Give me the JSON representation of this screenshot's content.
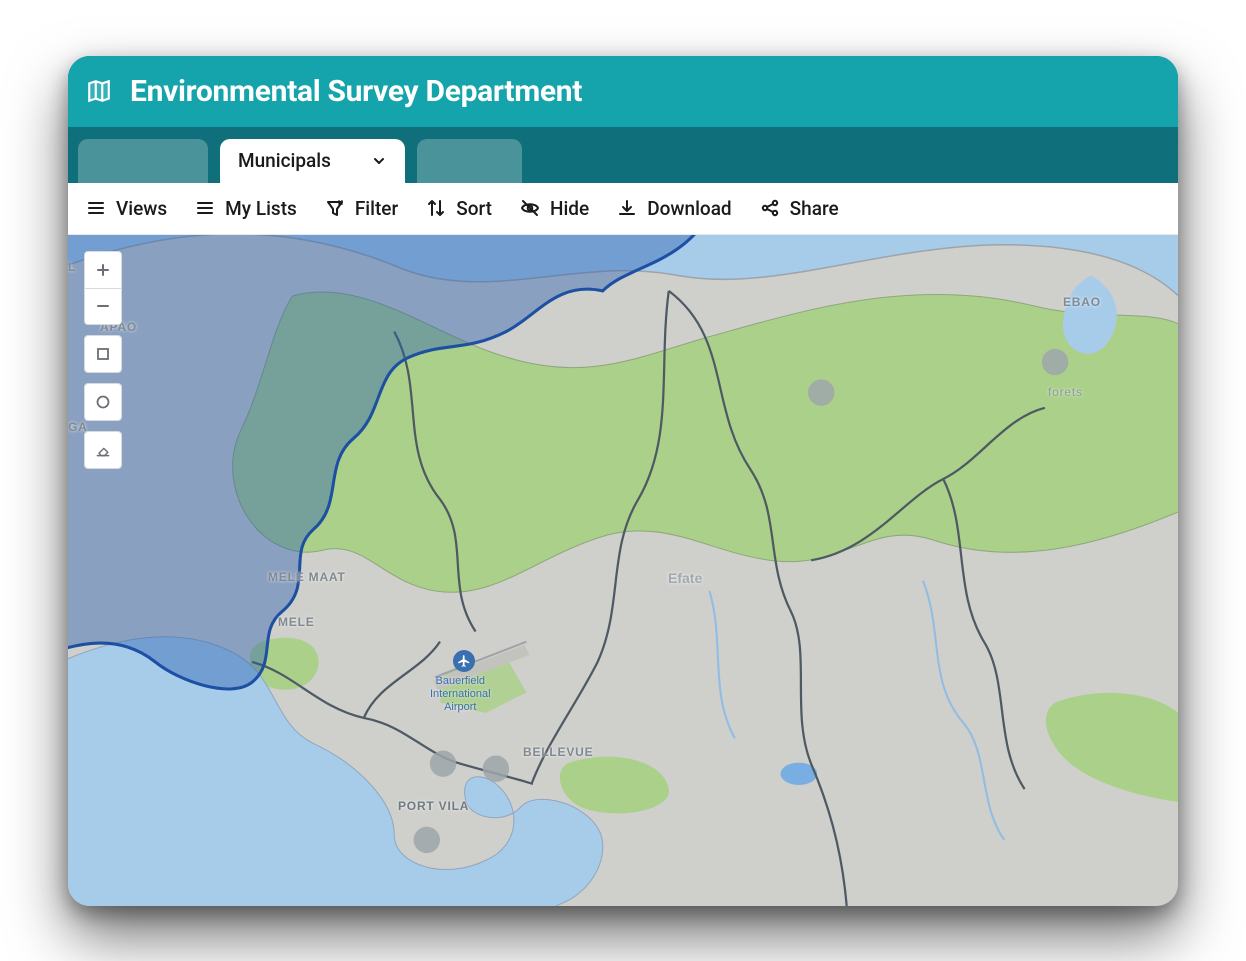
{
  "header": {
    "title": "Environmental Survey Department"
  },
  "tabs": {
    "active_label": "Municipals"
  },
  "toolbar": {
    "views": "Views",
    "mylists": "My Lists",
    "filter": "Filter",
    "sort": "Sort",
    "hide": "Hide",
    "download": "Download",
    "share": "Share"
  },
  "map": {
    "labels": {
      "apao": "APAO",
      "mele_maat": "MELE MAAT",
      "mele": "MELE",
      "bellevue": "BELLEVUE",
      "port_vila": "PORT VILA",
      "efate": "Efate",
      "ebao": "EBAO",
      "forets": "forets",
      "airport": "Bauerfield\nInternational\nAirport",
      "ga": "GA",
      "l": "L"
    },
    "selected_overlay": "northwest-ocean-polygon"
  }
}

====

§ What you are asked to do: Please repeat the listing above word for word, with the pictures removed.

§ Solution for this problem:
Give me the JSON representation of this screenshot's content.
{
  "header": {
    "title": "Environmental Survey Department"
  },
  "tabs": {
    "active_label": "Municipals"
  },
  "toolbar": {
    "views": "Views",
    "mylists": "My Lists",
    "filter": "Filter",
    "sort": "Sort",
    "hide": "Hide",
    "download": "Download",
    "share": "Share"
  },
  "map": {
    "labels": {
      "apao": "APAO",
      "mele_maat": "MELE MAAT",
      "mele": "MELE",
      "bellevue": "BELLEVUE",
      "port_vila": "PORT VILA",
      "efate": "Efate",
      "ebao": "EBAO",
      "forets": "forets",
      "airport": "Bauerfield\nInternational\nAirport",
      "ga": "GA",
      "l": "L"
    },
    "selected_overlay": "northwest-ocean-polygon"
  }
}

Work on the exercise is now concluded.